She’s currently a contributing editor for JSTOR Daily. She writes about technology and pop culture (mostly music and film). She’s been published in Chicago Sun-Times, Time Out Chicago, ALARM Magazine, and New City. She teaches regularly at Mediabistro and taught one of the first courses of its kind in analytics at Northwestern University
How did you start blogging?
I had a personal website for essays back in 1999 that I built myself, called “Adventures in Online Narcissism” This was pre-blogging. Then a year later I started a blog, though at the time I thought it was a lazy alternative to building a website. In the early days of blogging you were just kind of writing into the void and you never knew who was reading, you didn’t write to build audience in the way we do now. I met so many close friends through my early blog and I really refined my essay writing voice from writing unfocused, unstructured blog posts daily. It didn’t feel like work. Now I think there’s so much focus on promotion and writing for SEO that it’s really easy to just write crap and spend the rest of the time promoting that crap. But I still love blogging, at it’s best it’s a way to get writing into the world without a gatekeeper, and I’ve seen how it can elevate the profile of talented writers who may not get through the doors of publishing in traditional ways.
How do you manage the wide range of your professional interests?
Interestingly, for me it doesn’t feel like a balance, or something that I have to structure my day for because it’s all so connected. My work in technology is what I do all day. Blogging is my preferred writing medium, and blogging and tech are what I teach about so I don’t feel like I have to divide my brain or time for each. What I learn on the job each day I bring to class when I teach. Insights from teaching help me do my job better. It’s symbiotic. I do find that I need to just unplug. I have to step away from technology completely to reset my brain. I have music for that. And cooking.
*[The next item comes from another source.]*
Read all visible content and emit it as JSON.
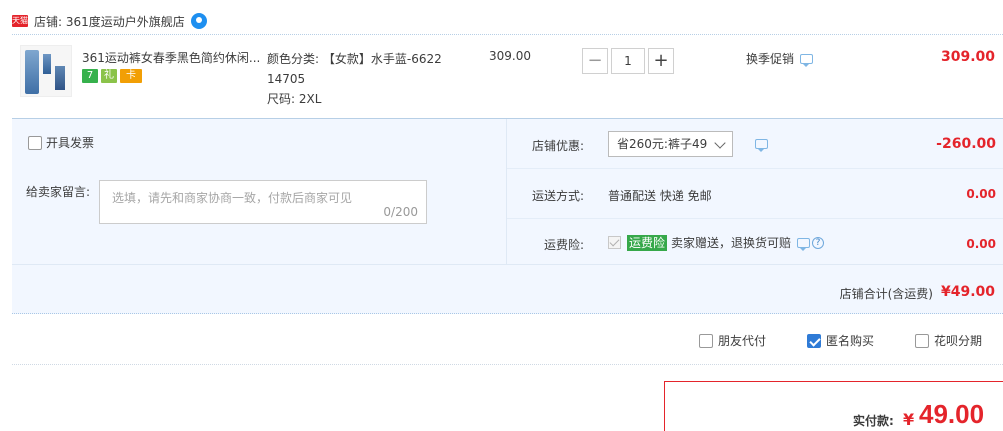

Best piece of advice you could give?
Diversify and be specific in your goals. To make money from just writing alone is HARD, there’s not a lot of opportunities to just write, so if you are good at editing, photography, video, podcasting, any other storytelling media, that is helpful, especially in a multimedia environment. But also, I think having a focus or niche is attractive too. If you are a talented humorist, or travel writer or food writer. Knowing that and making an effort to be known for a speciality opens doors in a digital focused publishing environment.
Best piece of advice you ever received?
So when I went to UW-Madison for journalism, one of my instructors was the journalist Deborah Blum (check her out, she is a brilliant science writer) said to us “most of you are never going to have a full time job in journalism, most of you will be freelancers” She didn’t say that to be discouraging, she said it to prepare us for the realities of the journalism job market. So our class was focused on how to write pitch letters and create relationships with editors. It was SO valuable for me. Teaching me how to hustle changed my writing life and I will always be grateful.
What current Chicago writer excites you the most?
I’m a HUGE fan of Samantha Irby, she has a kind of fearless humor in her non-fiction writing that I wish I had the guts to do. I am also a fan of Ben Tanzer, he’s been a friend for a while, and he has a very lyrical fiction writing style.
With African-American History Month coming up, what book do you recommend we pick up to celebrate?
The Warmth of Other Suns: The Epic Story of America’s Great Migration by Isabel Wilkerson is an epic work of historical literature about the Great Migration and a must-read for Chicagoans, since much of the action is based in Chicago. It’s a book that resonates with me because it’s essentially my grandmother’s story, but it’s compellingly written mix of sociology and biographical profile.
Check back in the coming weeks to see what Chicago writer we feature next! In the meantime, you can stay up-to-date with all of our latest events, posts, and readings by liking us on Facebook, following us on Twitter, or subscribing to our newsletter. Happy Writing!